### [Task prompt]
Exclude the images, then return every line below exactly as written.

[Dataset entries]
•••

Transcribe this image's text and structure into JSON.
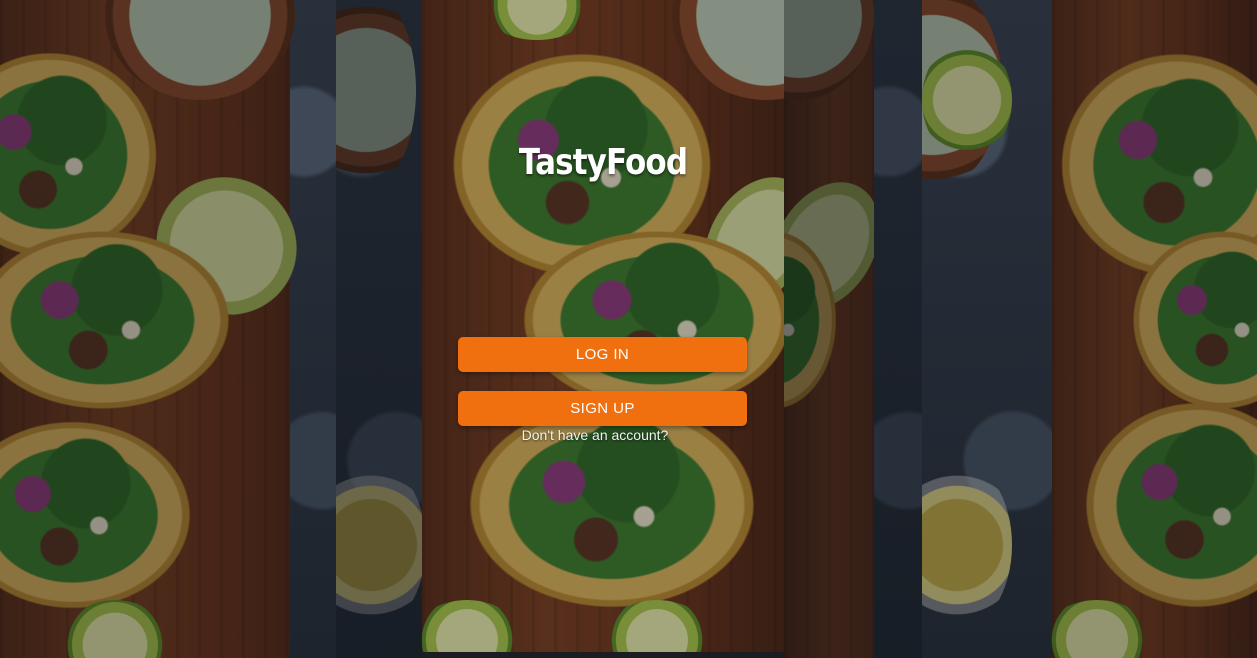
{
  "app": {
    "logo_text": "TastyFood"
  },
  "actions": {
    "login_label": "LOG IN",
    "signup_label": "SIGN UP",
    "signup_hint": "Don't have an account?"
  },
  "colors": {
    "accent": "#f07010",
    "text_on_accent": "#ffffff"
  }
}
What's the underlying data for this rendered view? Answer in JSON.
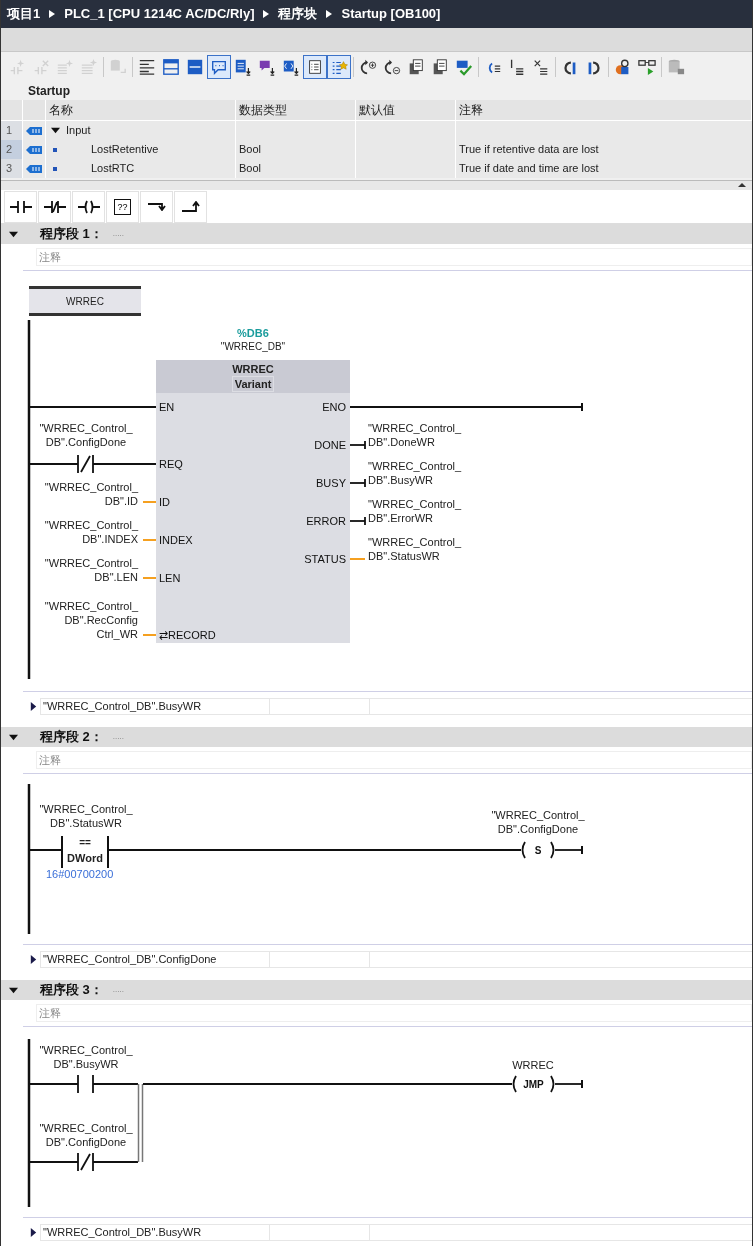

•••

### [Exercise answer]
Transcribe this image's text and structure into JSON.
{
  "app": {
    "logo_text": "TastyFood"
  },
  "actions": {
    "login_label": "LOG IN",
    "signup_label": "SIGN UP",
    "signup_hint": "Don't have an account?"
  },
  "colors": {
    "accent": "#f07010",
    "text_on_accent": "#ffffff"
  }
}
What's the underlying data for this rendered view? Answer in JSON.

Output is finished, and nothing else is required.